History of the Olentangy
The river’s name has changed through history. Native Americans called it Keenhougheconsepung which meant “sharp more and more tool river”. This name was translated by early settlers to mean whetstone river since both groups of people used the black shale found along the river for whetstones to sharpen tools. In 1833, a legislative attempt to restore original Native American names to Ohio rivers named the river the Olentangy. The word Olentangy literally means “River Of Red Face Paint”. This name actually belonged to Big Darby Creek further to the west, where Wyandotte of the Columbus area got their red face paint. The Olentangy River should have been named the Whetstone River.
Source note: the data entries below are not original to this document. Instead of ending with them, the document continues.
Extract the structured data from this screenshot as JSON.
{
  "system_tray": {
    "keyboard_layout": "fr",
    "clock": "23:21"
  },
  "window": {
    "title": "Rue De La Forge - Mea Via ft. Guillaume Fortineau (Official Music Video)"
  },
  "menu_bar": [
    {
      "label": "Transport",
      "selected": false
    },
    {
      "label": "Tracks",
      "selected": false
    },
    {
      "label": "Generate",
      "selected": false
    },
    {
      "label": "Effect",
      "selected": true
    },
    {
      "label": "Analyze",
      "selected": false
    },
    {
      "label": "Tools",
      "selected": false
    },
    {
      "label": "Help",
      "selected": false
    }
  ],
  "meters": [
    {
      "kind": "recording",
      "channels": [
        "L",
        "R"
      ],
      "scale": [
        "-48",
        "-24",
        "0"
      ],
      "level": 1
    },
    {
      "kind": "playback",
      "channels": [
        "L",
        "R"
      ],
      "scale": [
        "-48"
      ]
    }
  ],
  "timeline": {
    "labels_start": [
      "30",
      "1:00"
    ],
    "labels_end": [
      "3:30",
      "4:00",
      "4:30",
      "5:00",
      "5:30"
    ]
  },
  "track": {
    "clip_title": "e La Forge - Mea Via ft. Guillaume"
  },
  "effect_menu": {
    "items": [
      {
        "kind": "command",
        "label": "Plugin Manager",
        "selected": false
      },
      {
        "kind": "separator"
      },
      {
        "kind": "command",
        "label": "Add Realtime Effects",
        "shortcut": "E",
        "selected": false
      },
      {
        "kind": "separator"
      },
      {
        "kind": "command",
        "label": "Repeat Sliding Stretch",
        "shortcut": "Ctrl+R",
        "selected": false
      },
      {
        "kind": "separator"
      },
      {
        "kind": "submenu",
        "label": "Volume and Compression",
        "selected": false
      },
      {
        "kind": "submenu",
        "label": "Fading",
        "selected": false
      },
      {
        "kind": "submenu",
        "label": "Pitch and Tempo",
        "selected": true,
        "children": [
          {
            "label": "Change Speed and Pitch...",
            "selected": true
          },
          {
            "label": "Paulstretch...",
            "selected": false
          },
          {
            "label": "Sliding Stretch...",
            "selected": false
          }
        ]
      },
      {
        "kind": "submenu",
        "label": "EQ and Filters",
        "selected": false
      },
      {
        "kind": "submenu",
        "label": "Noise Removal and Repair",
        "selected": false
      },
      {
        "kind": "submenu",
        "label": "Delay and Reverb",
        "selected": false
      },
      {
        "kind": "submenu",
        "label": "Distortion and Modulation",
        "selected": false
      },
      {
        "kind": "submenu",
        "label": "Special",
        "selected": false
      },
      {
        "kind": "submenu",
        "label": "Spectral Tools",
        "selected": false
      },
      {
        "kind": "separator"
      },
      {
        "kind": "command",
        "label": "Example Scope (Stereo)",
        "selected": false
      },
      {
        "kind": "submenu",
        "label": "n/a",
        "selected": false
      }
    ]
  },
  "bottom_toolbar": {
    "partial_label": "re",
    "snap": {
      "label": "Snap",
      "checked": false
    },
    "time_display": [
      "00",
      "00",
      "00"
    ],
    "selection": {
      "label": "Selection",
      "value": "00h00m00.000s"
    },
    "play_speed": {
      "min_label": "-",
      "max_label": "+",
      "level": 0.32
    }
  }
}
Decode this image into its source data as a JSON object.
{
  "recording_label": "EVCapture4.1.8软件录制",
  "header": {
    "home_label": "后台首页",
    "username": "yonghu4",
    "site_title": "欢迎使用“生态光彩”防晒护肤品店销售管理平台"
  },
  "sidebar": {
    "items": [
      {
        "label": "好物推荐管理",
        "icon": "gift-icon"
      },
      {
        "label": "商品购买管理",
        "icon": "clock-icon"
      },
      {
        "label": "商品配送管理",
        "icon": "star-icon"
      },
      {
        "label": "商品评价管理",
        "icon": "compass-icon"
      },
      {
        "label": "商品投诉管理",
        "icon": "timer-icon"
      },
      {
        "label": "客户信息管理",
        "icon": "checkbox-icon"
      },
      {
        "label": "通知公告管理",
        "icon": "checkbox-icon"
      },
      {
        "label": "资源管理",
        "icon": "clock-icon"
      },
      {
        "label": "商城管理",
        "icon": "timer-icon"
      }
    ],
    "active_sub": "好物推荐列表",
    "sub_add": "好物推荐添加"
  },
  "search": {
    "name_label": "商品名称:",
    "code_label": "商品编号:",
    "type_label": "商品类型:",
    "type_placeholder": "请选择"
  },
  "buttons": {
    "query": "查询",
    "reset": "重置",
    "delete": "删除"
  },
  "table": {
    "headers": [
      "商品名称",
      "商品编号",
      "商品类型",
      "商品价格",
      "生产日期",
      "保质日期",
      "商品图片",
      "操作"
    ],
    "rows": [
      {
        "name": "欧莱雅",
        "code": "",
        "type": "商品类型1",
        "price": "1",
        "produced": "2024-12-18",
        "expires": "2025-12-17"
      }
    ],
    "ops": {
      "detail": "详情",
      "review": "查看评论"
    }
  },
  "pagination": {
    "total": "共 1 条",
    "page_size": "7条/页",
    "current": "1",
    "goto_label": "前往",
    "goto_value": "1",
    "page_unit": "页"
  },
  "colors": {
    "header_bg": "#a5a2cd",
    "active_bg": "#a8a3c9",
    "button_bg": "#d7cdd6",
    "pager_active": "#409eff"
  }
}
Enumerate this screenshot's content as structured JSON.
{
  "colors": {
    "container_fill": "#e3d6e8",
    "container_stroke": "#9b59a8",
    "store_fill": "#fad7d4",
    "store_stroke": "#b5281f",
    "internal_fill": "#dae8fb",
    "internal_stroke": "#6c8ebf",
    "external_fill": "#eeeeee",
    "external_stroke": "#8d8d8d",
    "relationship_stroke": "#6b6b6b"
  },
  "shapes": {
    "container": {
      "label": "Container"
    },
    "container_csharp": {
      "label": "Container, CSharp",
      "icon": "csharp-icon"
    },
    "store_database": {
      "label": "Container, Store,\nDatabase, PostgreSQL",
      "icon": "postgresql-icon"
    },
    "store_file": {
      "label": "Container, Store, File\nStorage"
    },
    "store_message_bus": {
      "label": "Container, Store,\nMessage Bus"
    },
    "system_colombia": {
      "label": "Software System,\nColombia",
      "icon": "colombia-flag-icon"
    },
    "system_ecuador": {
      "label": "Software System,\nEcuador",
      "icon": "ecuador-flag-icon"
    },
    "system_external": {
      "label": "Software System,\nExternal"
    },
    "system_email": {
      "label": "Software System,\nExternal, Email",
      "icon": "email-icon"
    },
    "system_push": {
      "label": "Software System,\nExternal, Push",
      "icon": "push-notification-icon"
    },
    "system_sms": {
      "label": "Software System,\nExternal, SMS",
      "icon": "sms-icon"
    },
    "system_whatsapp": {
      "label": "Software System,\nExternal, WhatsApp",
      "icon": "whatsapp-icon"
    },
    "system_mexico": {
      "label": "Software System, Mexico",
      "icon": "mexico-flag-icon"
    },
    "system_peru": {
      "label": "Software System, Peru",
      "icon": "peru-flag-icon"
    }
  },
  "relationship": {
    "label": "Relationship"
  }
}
The Whetstone name was assigned to the Whetstone Creek, which is the largest tributary of the Olentangy River.
Currently, the Olentangy River flows 88.5 miles from its headwaters in the Crawford and Richland Counties through Marion and Morrow counties into Delaware. The river above the Delaware Dam is considered the upper portion and below the dam is considered the lower. The Olentangy ends in the Franklin county at the confluence with the Scioto River in downtown Columbus. In all, the river has a drainage area of 543 square miles.
A Scenic River
The Olentangy River was the third river in Ohio to receive the “scenic” designation by the Ohio Department of Natural Resources in 1973. The 22-mile designation runs from the Delaware Dam to the old Wilson Bridge Road in Worthington.
Geology of the area
The ancient bedrock of Ohio is sedimentary. These limestone and shale deposits were formed over eons by the deposition of materials in compacted layers. Glaciers covered the area about 16,000 years ago leaving glacial till and end moraines behind.
Prehistoric and natural history
Prairies, wetlands and forests once covered the watershed of the Olentangy River. Prairies covered portions of the western side of the watershed throughout what is now Crawford and Marion County. Most of the watershed within Morrow and Delaware Counties was forested. The Wetland areas were found throughout the watershed. At the end of the ice age the nomadic Paleo-Indians were present in this part of Ohio probably hunting large animals such as mastodon. The Paleo were followed by the Archaic Indians who disappeared by about 1000 BC. The Archaic were replaced by the mound building Indians who had more sophisticated cultures. First the Adena, and then the Hopewell, whom disappeared long before any of the historic Indians arrived in Ohio.